"When we upgrade or update products legal obligations may in some circumstances require that we maintain the ability to provide information in response to a law enforcement or national security request," reads a portion of Microsoft’s response.So even if we take Microsoft's word that the Kinect doesn't US citizens, at least, could theoretically trust in the courts.While the Xbox One isn’t a router, Patel thinks the same concept could theoretically be applied to open devices like the Kinect to wiretapping."If you have a technology that the government doesn't have access to, and the government is basically requiring the provider to build in access — whether the technology is encryption or something like the Kinect, it's the same principle," she told us.
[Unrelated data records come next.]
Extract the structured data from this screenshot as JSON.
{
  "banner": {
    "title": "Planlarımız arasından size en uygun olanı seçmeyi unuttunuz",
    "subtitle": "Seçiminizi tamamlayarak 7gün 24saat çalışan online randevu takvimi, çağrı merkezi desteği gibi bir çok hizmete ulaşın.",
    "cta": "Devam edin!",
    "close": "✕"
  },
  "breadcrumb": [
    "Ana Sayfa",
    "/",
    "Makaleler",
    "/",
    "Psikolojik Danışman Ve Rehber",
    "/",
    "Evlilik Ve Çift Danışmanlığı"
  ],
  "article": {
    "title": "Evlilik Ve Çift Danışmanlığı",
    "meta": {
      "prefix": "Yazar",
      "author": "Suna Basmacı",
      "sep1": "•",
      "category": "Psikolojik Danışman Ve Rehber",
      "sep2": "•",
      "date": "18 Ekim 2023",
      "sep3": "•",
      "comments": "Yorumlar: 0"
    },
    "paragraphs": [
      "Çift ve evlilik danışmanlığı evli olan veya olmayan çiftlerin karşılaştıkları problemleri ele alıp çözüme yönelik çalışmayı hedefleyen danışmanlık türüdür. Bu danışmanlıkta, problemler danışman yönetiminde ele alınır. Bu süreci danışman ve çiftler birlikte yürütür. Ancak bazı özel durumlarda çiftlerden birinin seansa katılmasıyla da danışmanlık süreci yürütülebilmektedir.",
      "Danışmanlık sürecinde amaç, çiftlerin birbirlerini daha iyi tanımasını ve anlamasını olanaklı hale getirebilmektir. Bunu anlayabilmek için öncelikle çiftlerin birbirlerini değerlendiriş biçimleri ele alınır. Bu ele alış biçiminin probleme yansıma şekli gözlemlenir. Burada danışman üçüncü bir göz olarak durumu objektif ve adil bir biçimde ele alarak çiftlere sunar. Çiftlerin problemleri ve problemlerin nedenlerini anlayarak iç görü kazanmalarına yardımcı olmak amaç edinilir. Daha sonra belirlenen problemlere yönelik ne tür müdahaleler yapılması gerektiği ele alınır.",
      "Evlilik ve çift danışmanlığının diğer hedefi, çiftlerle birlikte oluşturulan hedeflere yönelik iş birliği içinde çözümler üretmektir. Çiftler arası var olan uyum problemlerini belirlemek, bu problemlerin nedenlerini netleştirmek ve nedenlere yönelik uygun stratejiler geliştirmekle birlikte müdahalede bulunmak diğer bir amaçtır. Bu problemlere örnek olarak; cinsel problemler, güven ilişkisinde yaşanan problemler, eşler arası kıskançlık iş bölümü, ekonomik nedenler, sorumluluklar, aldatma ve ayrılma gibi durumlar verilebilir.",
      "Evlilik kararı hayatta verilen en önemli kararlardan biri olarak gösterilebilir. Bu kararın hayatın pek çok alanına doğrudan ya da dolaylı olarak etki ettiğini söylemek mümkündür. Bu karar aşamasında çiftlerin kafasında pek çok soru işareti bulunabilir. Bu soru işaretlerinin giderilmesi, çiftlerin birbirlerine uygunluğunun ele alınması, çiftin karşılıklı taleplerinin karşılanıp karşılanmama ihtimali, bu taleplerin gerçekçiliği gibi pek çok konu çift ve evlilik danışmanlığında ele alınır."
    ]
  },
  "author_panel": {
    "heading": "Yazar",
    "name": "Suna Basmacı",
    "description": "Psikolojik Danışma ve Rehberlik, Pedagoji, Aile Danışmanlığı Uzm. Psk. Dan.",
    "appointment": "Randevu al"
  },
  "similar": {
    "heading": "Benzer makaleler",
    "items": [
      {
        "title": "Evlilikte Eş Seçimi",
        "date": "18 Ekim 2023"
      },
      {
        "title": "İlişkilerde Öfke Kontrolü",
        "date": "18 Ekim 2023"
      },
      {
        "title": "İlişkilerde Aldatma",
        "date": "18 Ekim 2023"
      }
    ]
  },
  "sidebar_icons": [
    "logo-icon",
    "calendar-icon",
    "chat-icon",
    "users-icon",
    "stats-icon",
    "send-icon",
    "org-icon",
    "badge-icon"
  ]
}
Your phone faces the inside of a pocket, a purse, or lies flat on a table."If you were collecting information through this Xbox device, then clearly it's in the United States at the very least, and then the fact that it’s inside your home also makes it more difficult for them," she said. "It would be a flat violation of what little remains of the Fourth Amendment if the government had the ability to spy on you inside your house via a game system to which it had a backdoor," he told us.